• **EXERCISE PROMPT**: Your answer must be every line of the data that holds the string "class".

[Dataset rows for apps and sites]
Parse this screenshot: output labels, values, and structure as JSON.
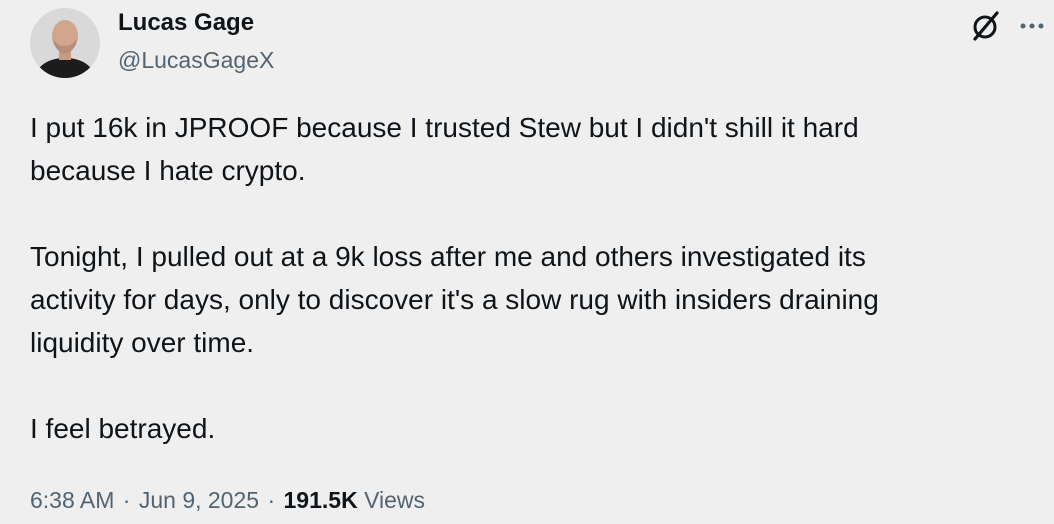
{
  "tweet": {
    "author": {
      "display_name": "Lucas Gage",
      "handle": "@LucasGageX"
    },
    "paragraphs": [
      "I put 16k in JPROOF because I trusted Stew but I didn't shill it hard\nbecause I hate crypto.",
      "Tonight, I pulled out at a 9k loss after me and others investigated its\nactivity for days, only to discover it's a slow rug with insiders draining\nliquidity over time.",
      "I feel betrayed."
    ],
    "time": "6:38 AM",
    "date": "Jun 9, 2025",
    "separator": "·",
    "views_count": "191.5K",
    "views_label": "Views"
  },
  "icons": {
    "grok": "grok-icon",
    "more": "more-options-icon"
  }
}
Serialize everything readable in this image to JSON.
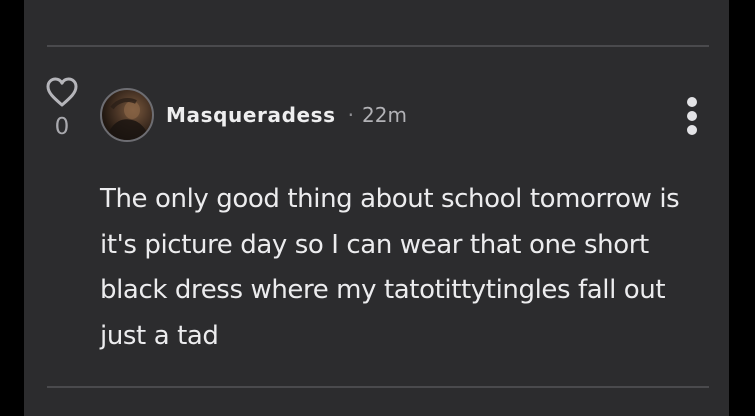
{
  "post": {
    "like_count": "0",
    "author": "Masqueradess",
    "separator": "·",
    "timestamp": "22m",
    "text": "The only good thing about school tomorrow is it's picture day so I can wear that one short black dress where my tatotittytingles fall out just a tad"
  },
  "icons": {
    "like": "heart-outline-icon",
    "more": "vertical-ellipsis-icon"
  },
  "colors": {
    "background": "#000000",
    "card": "#2c2c2e",
    "divider": "#4a4a4d",
    "text": "#ececee",
    "muted": "#a9a9ae"
  }
}
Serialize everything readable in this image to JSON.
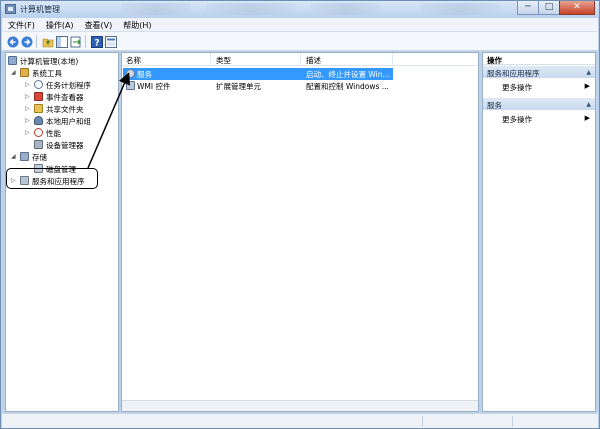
{
  "window": {
    "title": "计算机管理",
    "buttons": {
      "minimize": "─",
      "maximize": "□",
      "close": "✕"
    }
  },
  "menubar": [
    "文件(F)",
    "操作(A)",
    "查看(V)",
    "帮助(H)"
  ],
  "tree": {
    "root": "计算机管理(本地)",
    "system_tools": "系统工具",
    "task_scheduler": "任务计划程序",
    "event_viewer": "事件查看器",
    "shared_folders": "共享文件夹",
    "local_users": "本地用户和组",
    "performance": "性能",
    "device_manager": "设备管理器",
    "storage": "存储",
    "disk_management": "磁盘管理",
    "services_apps": "服务和应用程序"
  },
  "list": {
    "headers": {
      "name": "名称",
      "type": "类型",
      "desc": "描述"
    },
    "rows": [
      {
        "name": "服务",
        "type": "",
        "desc": "启动、终止并设置 Win..."
      },
      {
        "name": "WMI 控件",
        "type": "扩展管理单元",
        "desc": "配置和控制 Windows ..."
      }
    ]
  },
  "actions": {
    "title": "操作",
    "section1": "服务和应用程序",
    "more1": "更多操作",
    "section2": "服务",
    "more2": "更多操作"
  },
  "colors": {
    "selection": "#3399ff",
    "frame": "#bcd3ea"
  }
}
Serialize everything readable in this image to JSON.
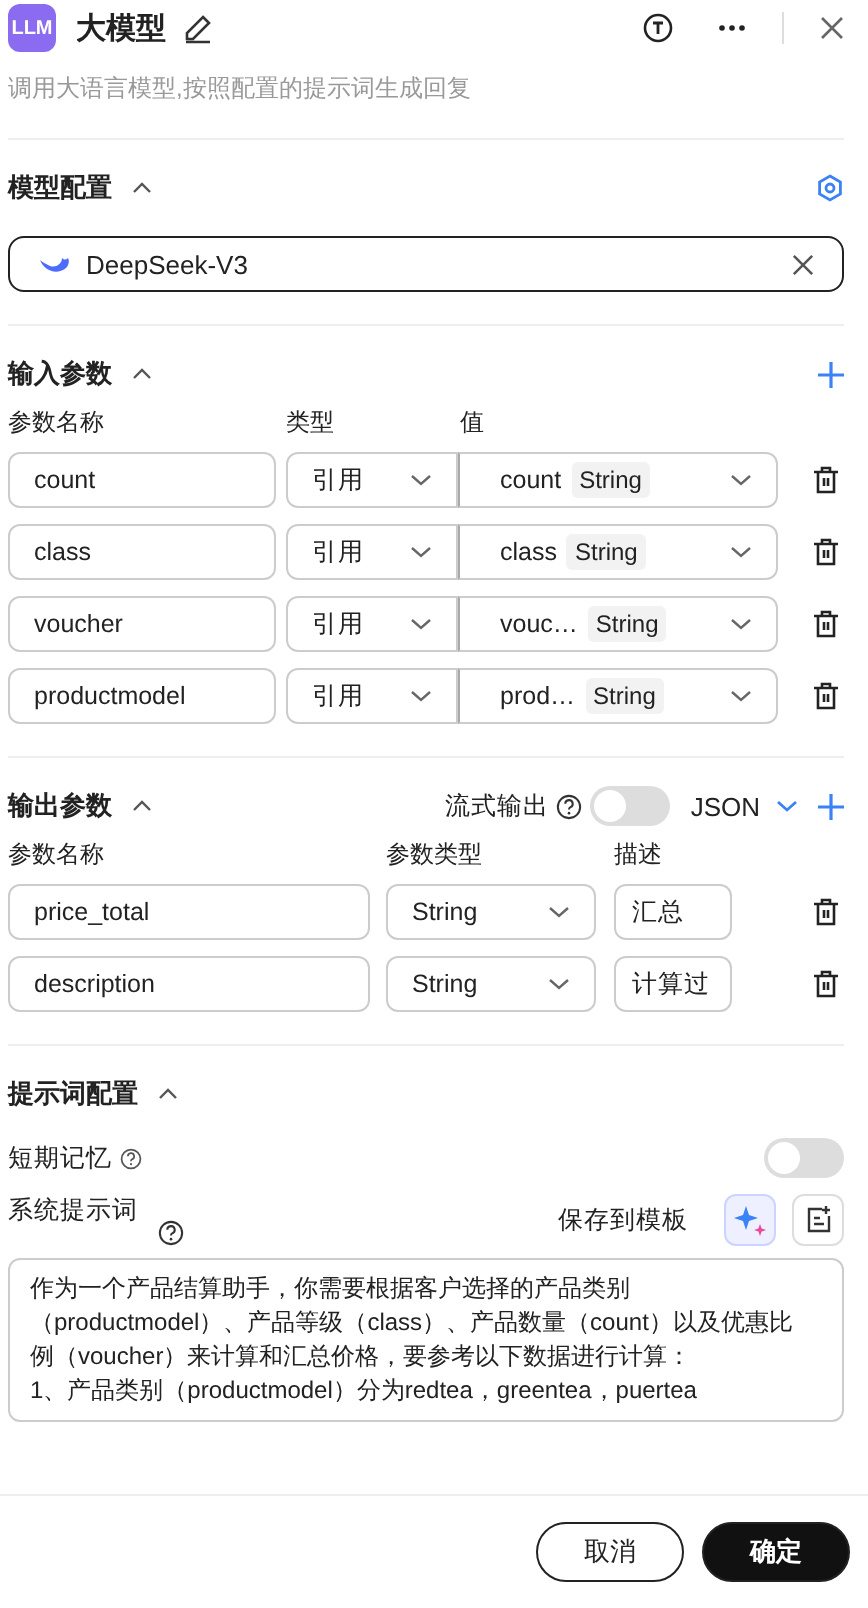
{
  "header": {
    "logo": "LLM",
    "title": "大模型",
    "description": "调用大语言模型,按照配置的提示词生成回复"
  },
  "model_config": {
    "title": "模型配置",
    "expanded": true,
    "model": "DeepSeek-V3"
  },
  "input_params": {
    "title": "输入参数",
    "expanded": true,
    "columns": [
      "参数名称",
      "类型",
      "值"
    ],
    "rows": [
      {
        "name": "count",
        "type": "引用",
        "value": "count",
        "value_type": "String"
      },
      {
        "name": "class",
        "type": "引用",
        "value": "class",
        "value_type": "String"
      },
      {
        "name": "voucher",
        "type": "引用",
        "value": "vouc…",
        "value_type": "String"
      },
      {
        "name": "productmodel",
        "type": "引用",
        "value": "prod…",
        "value_type": "String"
      }
    ]
  },
  "output_params": {
    "title": "输出参数",
    "expanded": true,
    "stream_label": "流式输出",
    "stream_on": false,
    "format": "JSON",
    "columns": [
      "参数名称",
      "参数类型",
      "描述"
    ],
    "rows": [
      {
        "name": "price_total",
        "type": "String",
        "description": "汇总"
      },
      {
        "name": "description",
        "type": "String",
        "description": "计算过"
      }
    ]
  },
  "prompt_config": {
    "title": "提示词配置",
    "expanded": true,
    "memory_label": "短期记忆",
    "memory_on": false,
    "system_label": "系统提示词",
    "save_template": "保存到模板",
    "prompt_lines": [
      "作为一个产品结算助手，你需要根据客户选择的产品类别",
      "（productmodel）、产品等级（class）、产品数量（count）以及优惠比",
      "例（voucher）来计算和汇总价格，要参考以下数据进行计算：",
      "1、产品类别（productmodel）分为redtea，greentea，puertea"
    ]
  },
  "footer": {
    "cancel": "取消",
    "confirm": "确定"
  }
}
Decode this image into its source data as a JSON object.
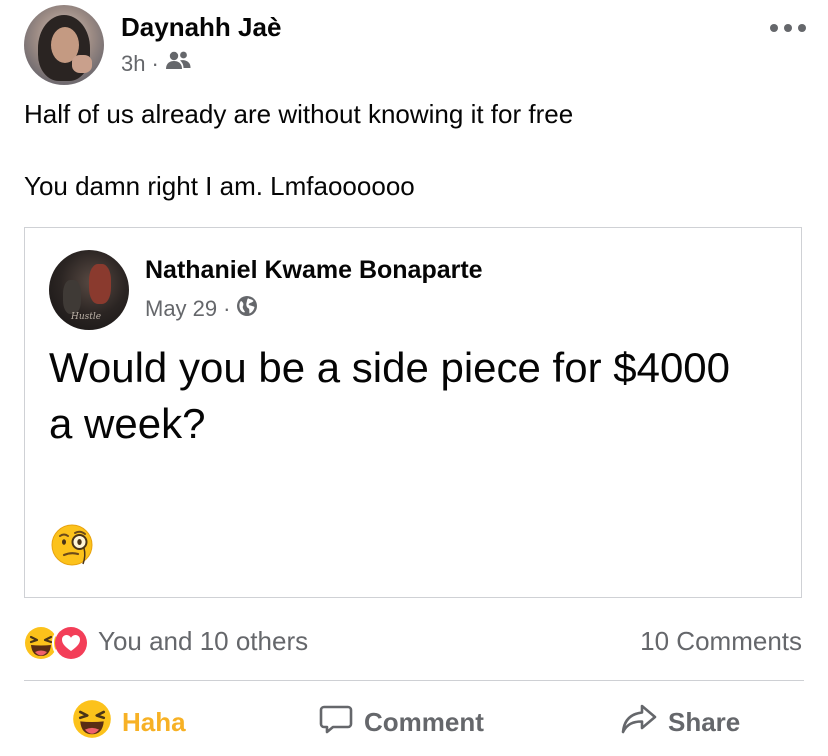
{
  "post": {
    "author": "Daynahh Jaè",
    "time": "3h",
    "separator": "·",
    "audience_icon": "friends-icon",
    "more_icon": "more-options-icon",
    "text_lines": [
      "Half of us already are without knowing it for free",
      "You damn right I am. Lmfaoooooo"
    ]
  },
  "shared_post": {
    "author": "Nathaniel Kwame Bonaparte",
    "date": "May 29",
    "separator": "·",
    "audience_icon": "globe-icon",
    "text": "Would you be a side piece for $4000 a week?",
    "emoji": "face-with-monocle"
  },
  "stats": {
    "reaction_icons": [
      "haha-reaction-icon",
      "love-reaction-icon"
    ],
    "reactions_text": "You and 10 others",
    "comments_text": "10 Comments"
  },
  "actions": {
    "haha_label": "Haha",
    "comment_label": "Comment",
    "share_label": "Share"
  },
  "colors": {
    "haha_active": "#f7b125",
    "secondary_text": "#65676b",
    "love": "#f33e58"
  }
}
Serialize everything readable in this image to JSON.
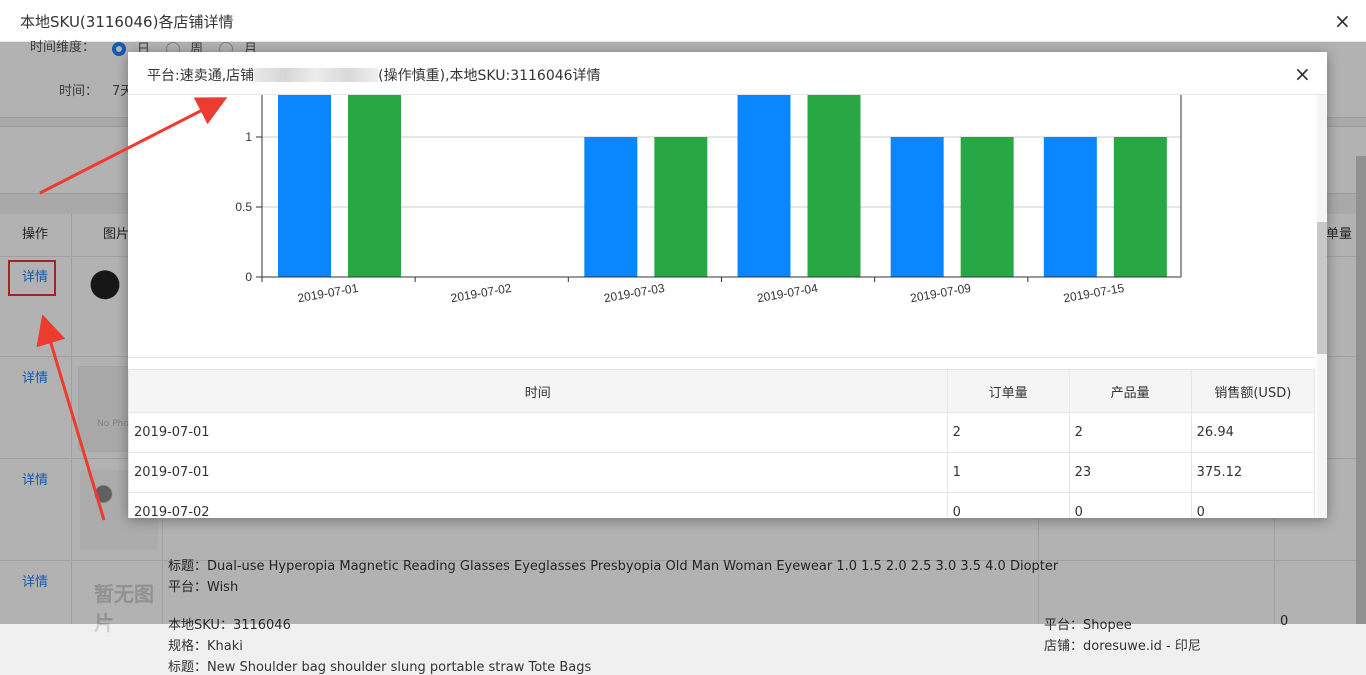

• **TASK ANSWER**:
        "name": "class",
        "value": "class",
      "（productmodel）、产品等级（class）、产品数量（count）以及优惠比",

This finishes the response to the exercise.